The results from a study by the Centre for Crime Prevention found that out of 202 people convicted in Hampshire, only nine were jailed.
In Surrey one out of seven were jailed between 2011 and 2016.
Recent cases include that of Jace, the lurcher who was thrown from a van on a busy motorway and suffered two broken legs and a broken tail.
She was rescued by Surrey Police and has since been re-homed.
- Watch Derek Johnson's full report below
Live animal exports resumed today from Ramsgate despite demonstrations from activists.
It is the first time since last November that live animals have been transported though the port.
Animal campaigners temporarily blocked lorries en route to the Continent.
Thanet District Council says it's a legal trade and more exports are expected between now and the autumn.
Derek spoke to Reg Bell from Kent Action Against Live Exports, Frank Langrish from the National Farmers Union and Ian Birchall from Kent Action Against Live Exports.
Two playful rodents have found a new home after a year in the care of the RSPCA.
Brothers Rocco and Cory, degus, came from a multi-animal home in Oxford where there were three gerbils, 24 hamsters and several other degus.
The pets were extremely overcrowded and so 12 hamsters and 12 degus were initially signed over to the RSPCA, then a further five hamsters and eight degus came into RSPCA care last year.
This left the centres in the area bursting with an influx of rodents who needed to be rehomed.
After more than a year at Block Fen Animal Centre in Wimblington, Rocco and Cory were the last of the bunch to find their forever homes.
The three-year-old degus were rehomed to Aga Clark who couldn’t bear to see them overlooked any longer and knew she could give them a loving home.
One of Dogs Trust Salisbury’s longest serving residents is homeward bound after spending a year in kennels.
Four-year-old Terrier, Lloyd, arrived at the Newton Tony-based rehoming centre in July 2016 and staff were baffled as to why he was being overlooked.
Approximately 9,000 visitors came through the doors and showed him little interest.
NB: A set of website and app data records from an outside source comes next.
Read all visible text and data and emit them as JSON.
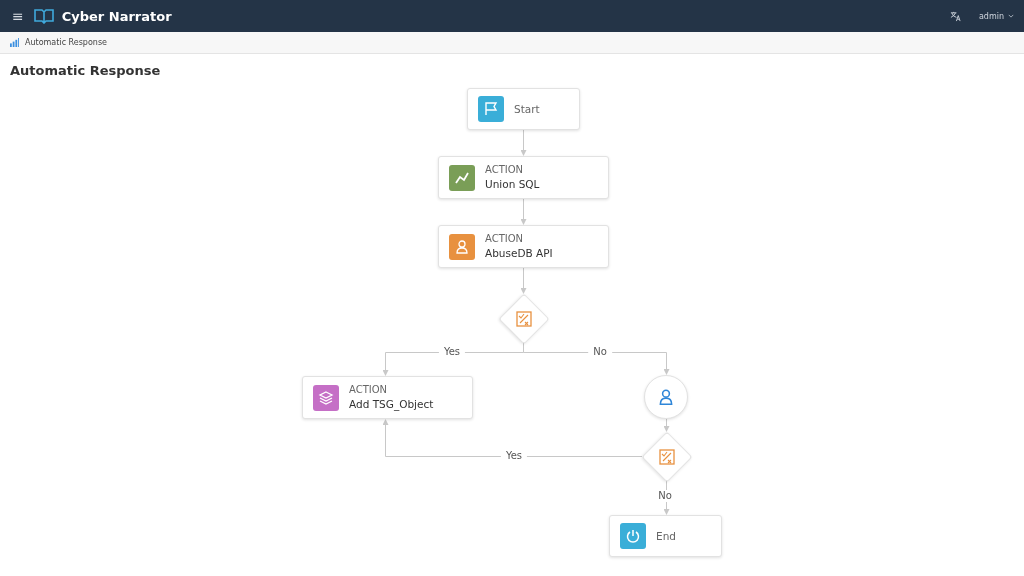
{
  "header": {
    "menu_glyph": "≡",
    "app_name": "Cyber Narrator",
    "user": "admin"
  },
  "breadcrumb": "Automatic Response",
  "page_title": "Automatic Response",
  "nodes": [
    {
      "kind": "start",
      "label": "Start",
      "color": "#3aaed8"
    },
    {
      "kind": "action",
      "caption": "ACTION",
      "label": "Union SQL",
      "color": "#7a9e57"
    },
    {
      "kind": "action",
      "caption": "ACTION",
      "label": "AbuseDB API",
      "color": "#e8913f"
    },
    {
      "kind": "condition"
    },
    {
      "kind": "action",
      "caption": "ACTION",
      "label": "Add TSG_Object",
      "color": "#c56fc6"
    },
    {
      "kind": "user"
    },
    {
      "kind": "condition"
    },
    {
      "kind": "end",
      "label": "End",
      "color": "#3aaed8"
    }
  ],
  "edge_labels": [
    "Yes",
    "No",
    "Yes",
    "No"
  ]
}
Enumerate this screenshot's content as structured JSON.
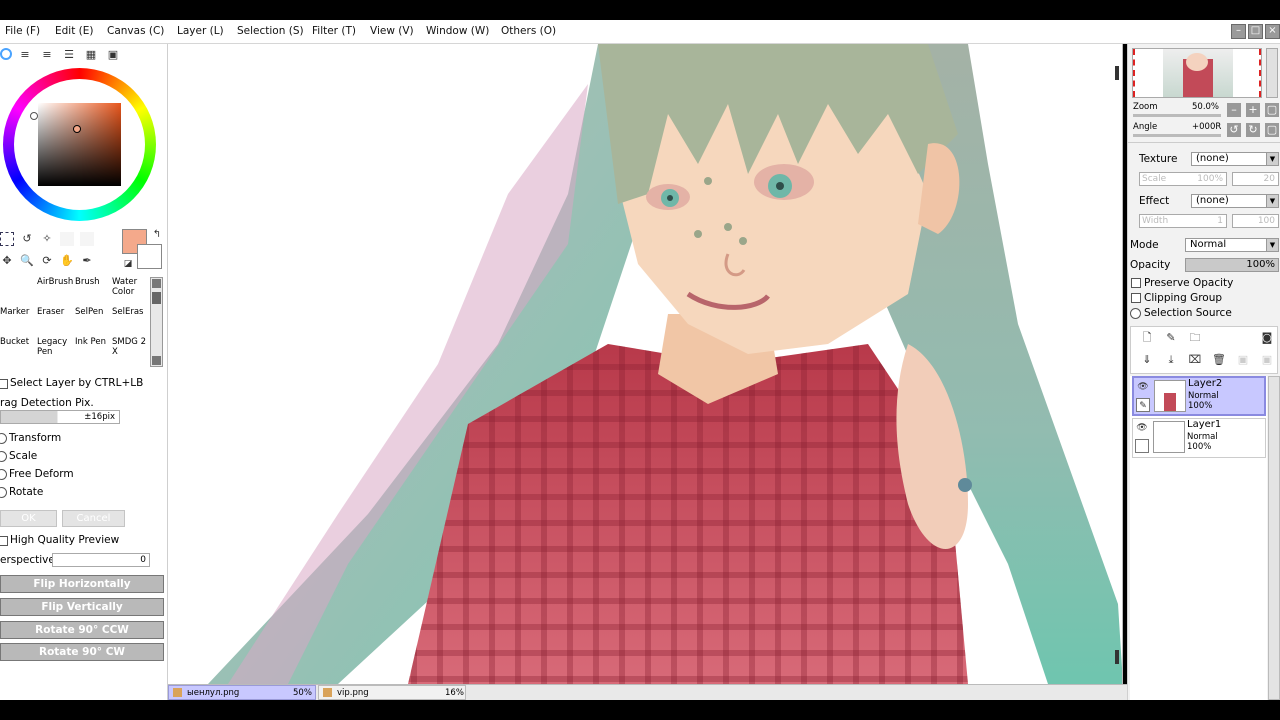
{
  "menu": [
    "File (F)",
    "Edit (E)",
    "Canvas (C)",
    "Layer (L)",
    "Selection (S)",
    "Filter (T)",
    "View (V)",
    "Window (W)",
    "Others (O)"
  ],
  "colors": {
    "primary": "#f4a98b",
    "secondary": "#ffffff",
    "accent": "#c8c8ff"
  },
  "tools": {
    "brushes": [
      [
        "",
        "AirBrush",
        "Brush",
        "Water Color"
      ],
      [
        "Marker",
        "Eraser",
        "SelPen",
        "SelEras"
      ],
      [
        "Bucket",
        "Legacy Pen",
        "Ink Pen",
        "SMDG 2 X"
      ]
    ]
  },
  "options": {
    "select_layer": "Select Layer by CTRL+LB",
    "drag_detection": "rag Detection Pix.",
    "drag_value": "±16pix",
    "transform": "Transform",
    "scale": "Scale",
    "free_deform": "Free Deform",
    "rotate": "Rotate",
    "ok": "OK",
    "cancel": "Cancel",
    "high_quality": "High Quality Preview",
    "perspective": "erspective",
    "perspective_value": "0",
    "flip_h": "Flip Horizontally",
    "flip_v": "Flip Vertically",
    "rot_ccw": "Rotate 90° CCW",
    "rot_cw": "Rotate 90° CW"
  },
  "navigator": {
    "zoom_label": "Zoom",
    "zoom_value": "50.0%",
    "angle_label": "Angle",
    "angle_value": "+000R"
  },
  "texture": {
    "label": "Texture",
    "value": "(none)",
    "scale_label": "Scale",
    "scale_value": "100%",
    "scale_num": "20"
  },
  "effect": {
    "label": "Effect",
    "value": "(none)",
    "width_label": "Width",
    "width_value": "1",
    "width_num": "100"
  },
  "mode": {
    "label": "Mode",
    "value": "Normal"
  },
  "opacity": {
    "label": "Opacity",
    "value": "100%"
  },
  "layer_opts": {
    "preserve": "Preserve Opacity",
    "clipping": "Clipping Group",
    "selection_source": "Selection Source"
  },
  "layers": [
    {
      "name": "Layer2",
      "mode": "Normal",
      "opacity": "100%"
    },
    {
      "name": "Layer1",
      "mode": "Normal",
      "opacity": "100%"
    }
  ],
  "tabs": [
    {
      "name": "ыенлул.png",
      "zoom": "50%"
    },
    {
      "name": "vip.png",
      "zoom": "16%"
    }
  ]
}
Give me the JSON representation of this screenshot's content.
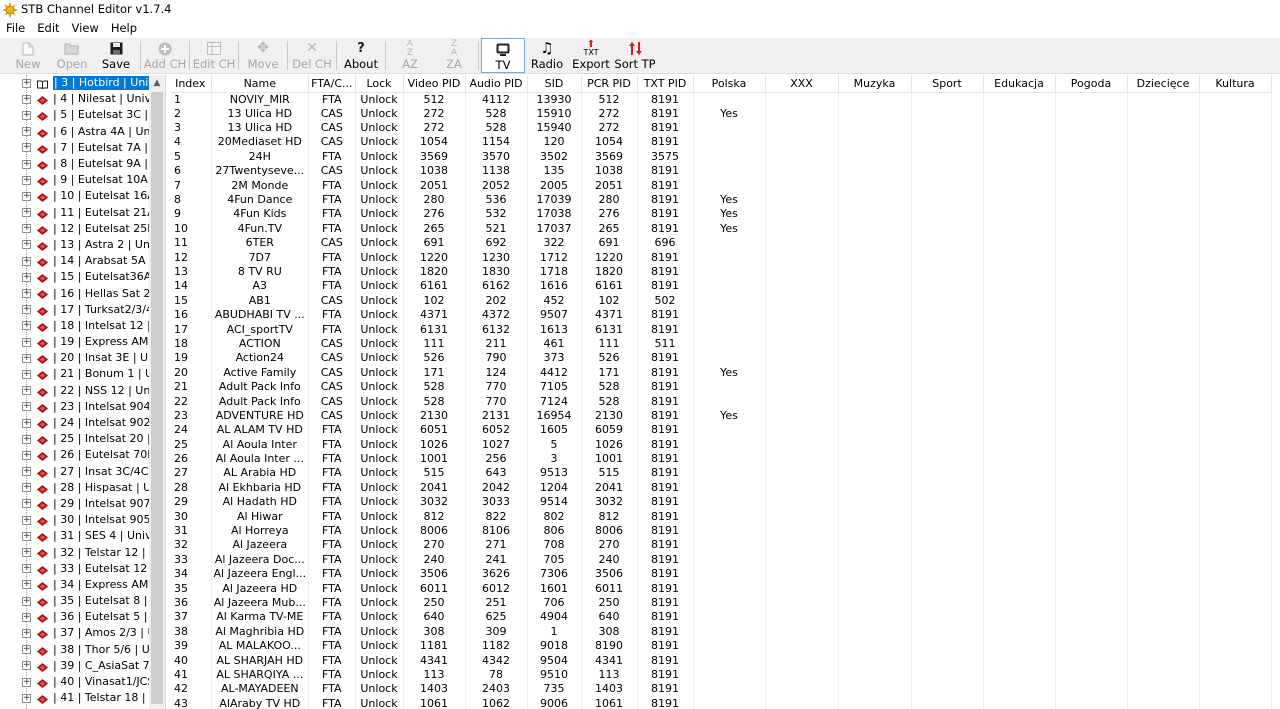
{
  "window": {
    "title": "STB Channel Editor v1.7.4"
  },
  "menu": [
    "File",
    "Edit",
    "View",
    "Help"
  ],
  "toolbar": {
    "new": "New",
    "open": "Open",
    "save": "Save",
    "add_ch": "Add CH",
    "edit_ch": "Edit CH",
    "move": "Move",
    "del_ch": "Del CH",
    "about": "About",
    "sort_az": "AZ",
    "sort_za": "ZA",
    "tv": "TV",
    "radio": "Radio",
    "export": "Export",
    "sort_tp": "Sort TP",
    "sort_az_small": "A",
    "sort_az_small2": "Z",
    "sort_za_small": "Z",
    "sort_za_small2": "A",
    "export_small": "TXT"
  },
  "tree": [
    "| 3 | Hotbird | Universal",
    "| 4 | Nilesat | Universal",
    "| 5 | Eutelsat 3C | Un",
    "| 6 | Astra 4A | Unive",
    "| 7 | Eutelsat 7A | Un",
    "| 8 | Eutelsat 9A | Un",
    "| 9 | Eutelsat 10A | Ur",
    "| 10 | Eutelsat 16A | U",
    "| 11 | Eutelsat 21A | U",
    "| 12 | Eutelsat 25B | U",
    "| 13 | Astra 2 | Univer",
    "| 14 | Arabsat 5A | Ur",
    "| 15 | Eutelsat36A/B",
    "| 16 | Hellas Sat 2 | U",
    "| 17 | Turksat2/3/4A",
    "| 18 | Intelsat 12 | Un",
    "| 19 | Express AM22",
    "| 20 | Insat 3E | Unive",
    "| 21 | Bonum 1 | Univ",
    "| 22 | NSS 12 | Univer",
    "| 23 | Intelsat 904 | U",
    "| 24 | Intelsat 902 | U",
    "| 25 | Intelsat 20 | Un",
    "| 26 | Eutelsat 70B | U",
    "| 27 | Insat 3C/4CR |",
    "| 28 | Hispasat | Univ",
    "| 29 | Intelsat 907 | U",
    "| 30 | Intelsat 905 | U",
    "| 31 | SES 4 | Univers",
    "| 32 | Telstar 12 | Uni",
    "| 33 | Eutelsat 12 | Ur",
    "| 34 | Express AM44",
    "| 35 | Eutelsat 8 | Uni",
    "| 36 | Eutelsat 5 | Uni",
    "| 37 | Amos 2/3 | Uni",
    "| 38 | Thor 5/6 | Univ",
    "| 39 | C_AsiaSat 7 | 0",
    "| 40 | Vinasat1/JCSA1",
    "| 41 | Telstar 18 | Uni"
  ],
  "columns": [
    "Index",
    "Name",
    "FTA/C...",
    "Lock",
    "Video PID",
    "Audio PID",
    "SID",
    "PCR PID",
    "TXT PID",
    "Polska",
    "XXX",
    "Muzyka",
    "Sport",
    "Edukacja",
    "Pogoda",
    "Dziecięce",
    "Kultura"
  ],
  "rows": [
    [
      "1",
      "NOVIY_MIR",
      "FTA",
      "Unlock",
      "512",
      "4112",
      "13930",
      "512",
      "8191",
      ""
    ],
    [
      "2",
      "13 Ulica HD",
      "CAS",
      "Unlock",
      "272",
      "528",
      "15910",
      "272",
      "8191",
      "Yes"
    ],
    [
      "3",
      "13 Ulica HD",
      "CAS",
      "Unlock",
      "272",
      "528",
      "15940",
      "272",
      "8191",
      ""
    ],
    [
      "4",
      "20Mediaset HD",
      "CAS",
      "Unlock",
      "1054",
      "1154",
      "120",
      "1054",
      "8191",
      ""
    ],
    [
      "5",
      "24H",
      "FTA",
      "Unlock",
      "3569",
      "3570",
      "3502",
      "3569",
      "3575",
      ""
    ],
    [
      "6",
      "27Twentyseve...",
      "CAS",
      "Unlock",
      "1038",
      "1138",
      "135",
      "1038",
      "8191",
      ""
    ],
    [
      "7",
      "2M Monde",
      "FTA",
      "Unlock",
      "2051",
      "2052",
      "2005",
      "2051",
      "8191",
      ""
    ],
    [
      "8",
      "4Fun Dance",
      "FTA",
      "Unlock",
      "280",
      "536",
      "17039",
      "280",
      "8191",
      "Yes"
    ],
    [
      "9",
      "4Fun Kids",
      "FTA",
      "Unlock",
      "276",
      "532",
      "17038",
      "276",
      "8191",
      "Yes"
    ],
    [
      "10",
      "4Fun.TV",
      "FTA",
      "Unlock",
      "265",
      "521",
      "17037",
      "265",
      "8191",
      "Yes"
    ],
    [
      "11",
      "6TER",
      "CAS",
      "Unlock",
      "691",
      "692",
      "322",
      "691",
      "696",
      ""
    ],
    [
      "12",
      "7D7",
      "FTA",
      "Unlock",
      "1220",
      "1230",
      "1712",
      "1220",
      "8191",
      ""
    ],
    [
      "13",
      "8 TV RU",
      "FTA",
      "Unlock",
      "1820",
      "1830",
      "1718",
      "1820",
      "8191",
      ""
    ],
    [
      "14",
      "A3",
      "FTA",
      "Unlock",
      "6161",
      "6162",
      "1616",
      "6161",
      "8191",
      ""
    ],
    [
      "15",
      "AB1",
      "CAS",
      "Unlock",
      "102",
      "202",
      "452",
      "102",
      "502",
      ""
    ],
    [
      "16",
      "ABUDHABI TV ...",
      "FTA",
      "Unlock",
      "4371",
      "4372",
      "9507",
      "4371",
      "8191",
      ""
    ],
    [
      "17",
      "ACI_sportTV",
      "FTA",
      "Unlock",
      "6131",
      "6132",
      "1613",
      "6131",
      "8191",
      ""
    ],
    [
      "18",
      "ACTION",
      "CAS",
      "Unlock",
      "111",
      "211",
      "461",
      "111",
      "511",
      ""
    ],
    [
      "19",
      "Action24",
      "CAS",
      "Unlock",
      "526",
      "790",
      "373",
      "526",
      "8191",
      ""
    ],
    [
      "20",
      "Active Family",
      "CAS",
      "Unlock",
      "171",
      "124",
      "4412",
      "171",
      "8191",
      "Yes"
    ],
    [
      "21",
      "Adult Pack Info",
      "CAS",
      "Unlock",
      "528",
      "770",
      "7105",
      "528",
      "8191",
      ""
    ],
    [
      "22",
      "Adult Pack Info",
      "CAS",
      "Unlock",
      "528",
      "770",
      "7124",
      "528",
      "8191",
      ""
    ],
    [
      "23",
      "ADVENTURE HD",
      "CAS",
      "Unlock",
      "2130",
      "2131",
      "16954",
      "2130",
      "8191",
      "Yes"
    ],
    [
      "24",
      "AL ALAM TV HD",
      "FTA",
      "Unlock",
      "6051",
      "6052",
      "1605",
      "6059",
      "8191",
      ""
    ],
    [
      "25",
      "Al Aoula Inter",
      "FTA",
      "Unlock",
      "1026",
      "1027",
      "5",
      "1026",
      "8191",
      ""
    ],
    [
      "26",
      "Al Aoula Inter ...",
      "FTA",
      "Unlock",
      "1001",
      "256",
      "3",
      "1001",
      "8191",
      ""
    ],
    [
      "27",
      "AL Arabia HD",
      "FTA",
      "Unlock",
      "515",
      "643",
      "9513",
      "515",
      "8191",
      ""
    ],
    [
      "28",
      "Al Ekhbaria HD",
      "FTA",
      "Unlock",
      "2041",
      "2042",
      "1204",
      "2041",
      "8191",
      ""
    ],
    [
      "29",
      "Al Hadath HD",
      "FTA",
      "Unlock",
      "3032",
      "3033",
      "9514",
      "3032",
      "8191",
      ""
    ],
    [
      "30",
      "Al Hiwar",
      "FTA",
      "Unlock",
      "812",
      "822",
      "802",
      "812",
      "8191",
      ""
    ],
    [
      "31",
      "Al Horreya",
      "FTA",
      "Unlock",
      "8006",
      "8106",
      "806",
      "8006",
      "8191",
      ""
    ],
    [
      "32",
      "Al Jazeera",
      "FTA",
      "Unlock",
      "270",
      "271",
      "708",
      "270",
      "8191",
      ""
    ],
    [
      "33",
      "Al Jazeera Doc...",
      "FTA",
      "Unlock",
      "240",
      "241",
      "705",
      "240",
      "8191",
      ""
    ],
    [
      "34",
      "Al Jazeera Engl...",
      "FTA",
      "Unlock",
      "3506",
      "3626",
      "7306",
      "3506",
      "8191",
      ""
    ],
    [
      "35",
      "Al Jazeera HD",
      "FTA",
      "Unlock",
      "6011",
      "6012",
      "1601",
      "6011",
      "8191",
      ""
    ],
    [
      "36",
      "Al Jazeera Mub...",
      "FTA",
      "Unlock",
      "250",
      "251",
      "706",
      "250",
      "8191",
      ""
    ],
    [
      "37",
      "Al Karma TV-ME",
      "FTA",
      "Unlock",
      "640",
      "625",
      "4904",
      "640",
      "8191",
      ""
    ],
    [
      "38",
      "Al Maghribia HD",
      "FTA",
      "Unlock",
      "308",
      "309",
      "1",
      "308",
      "8191",
      ""
    ],
    [
      "39",
      "AL MALAKOO...",
      "FTA",
      "Unlock",
      "1181",
      "1182",
      "9018",
      "8190",
      "8191",
      ""
    ],
    [
      "40",
      "AL SHARJAH HD",
      "FTA",
      "Unlock",
      "4341",
      "4342",
      "9504",
      "4341",
      "8191",
      ""
    ],
    [
      "41",
      "AL SHARQIYA ...",
      "FTA",
      "Unlock",
      "113",
      "78",
      "9510",
      "113",
      "8191",
      ""
    ],
    [
      "42",
      "AL-MAYADEEN",
      "FTA",
      "Unlock",
      "1403",
      "2403",
      "735",
      "1403",
      "8191",
      ""
    ],
    [
      "43",
      "AlAraby TV HD",
      "FTA",
      "Unlock",
      "1061",
      "1062",
      "9006",
      "1061",
      "8191",
      ""
    ]
  ]
}
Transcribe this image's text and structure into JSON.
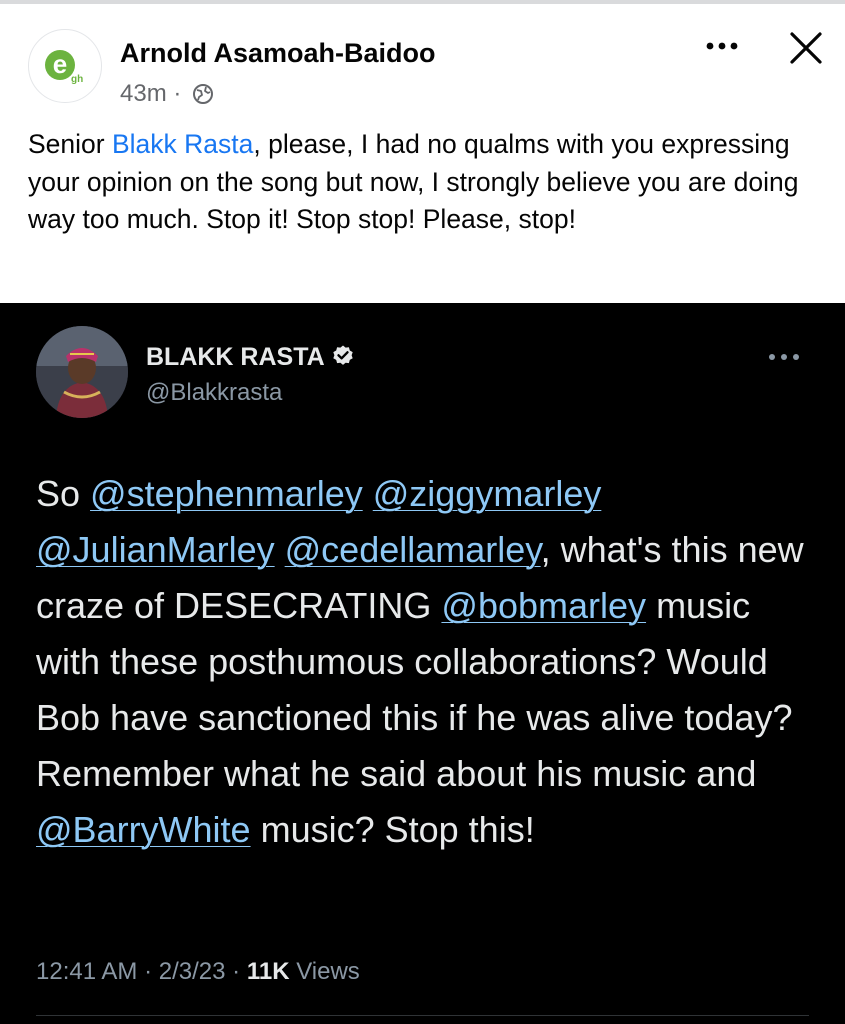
{
  "post": {
    "author": "Arnold Asamoah-Baidoo",
    "time": "43m",
    "separator": "·",
    "avatar_icon": "egh-logo-icon",
    "avatar_letter": "e",
    "avatar_sub": "gh",
    "audience_icon": "globe-icon",
    "more_icon": "more-horizontal-icon",
    "close_icon": "close-icon",
    "text": {
      "before": "Senior ",
      "mention": "Blakk Rasta",
      "after": ", please, I had no qualms with you expressing your opinion on the song but now, I strongly believe you are doing way too much. Stop it! Stop stop! Please, stop!"
    }
  },
  "tweet": {
    "name": "BLAKK RASTA",
    "handle": "@Blakkrasta",
    "verified_icon": "verified-badge-icon",
    "more_icon": "more-horizontal-icon",
    "body": [
      {
        "t": "So "
      },
      {
        "t": "@stephenmarley",
        "link": true
      },
      {
        "t": " "
      },
      {
        "t": "@ziggymarley",
        "link": true
      },
      {
        "t": " "
      },
      {
        "t": "@JulianMarley",
        "link": true
      },
      {
        "t": " "
      },
      {
        "t": "@cedellamarley",
        "link": true
      },
      {
        "t": ", what's this new craze of DESECRATING "
      },
      {
        "t": "@bobmarley",
        "link": true
      },
      {
        "t": " music with these posthumous collaborations? Would Bob have sanctioned this if he was alive today? Remember what he said about his music and "
      },
      {
        "t": "@BarryWhite",
        "link": true
      },
      {
        "t": " music? Stop this!"
      }
    ],
    "time": "12:41 AM",
    "date": "2/3/23",
    "separator": "·",
    "views_count": "11K",
    "views_label": "Views"
  },
  "colors": {
    "mention_blue": "#1877f2",
    "tweet_link": "#8ec8f5",
    "tweet_background": "#000000",
    "verified_blue": "#1d9bf0"
  }
}
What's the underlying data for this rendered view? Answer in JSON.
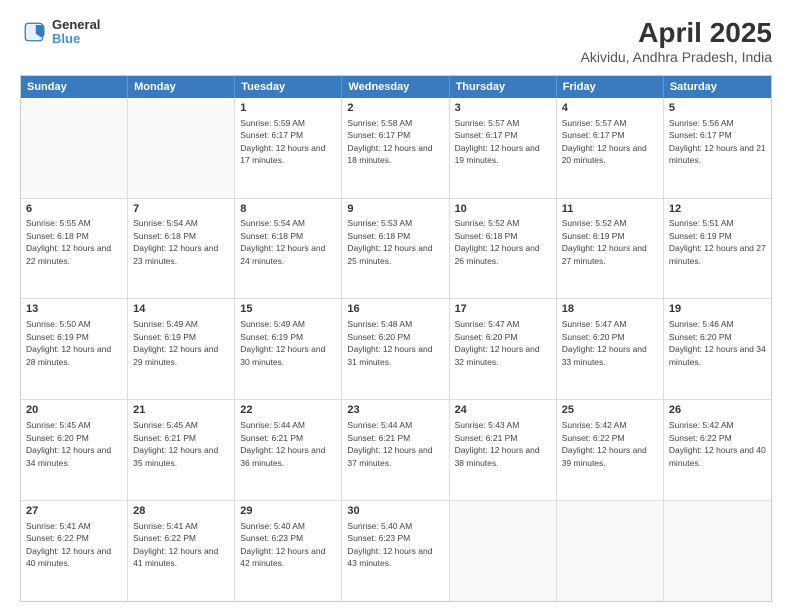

But the terrific Terrier has been adopted by Jo Wild-Bridges from Shaftesbury, Dorset a year after he arrived at the rehoming centre.
We’re so excited to have Lloyd in our family – he has definitely found his forever home with us. We fell in love with him the first time we saw him and, after chatting to the staff and meeting him several more times, we were pleased to be able to finally bring him home. He’s settled in so well and I'm so proud of how he's doing.
Lloyd's an inquisitive little guy so has had his nose in everything! His character is coming out more and more each day and I can't stop laughing at his little quirks.
We know he was on a bespoke training plan at Dogs Trust and his behaviour and progress is testament to the hard work his carers put into him. He’s doing so well and he really has been the best thing to happen to us.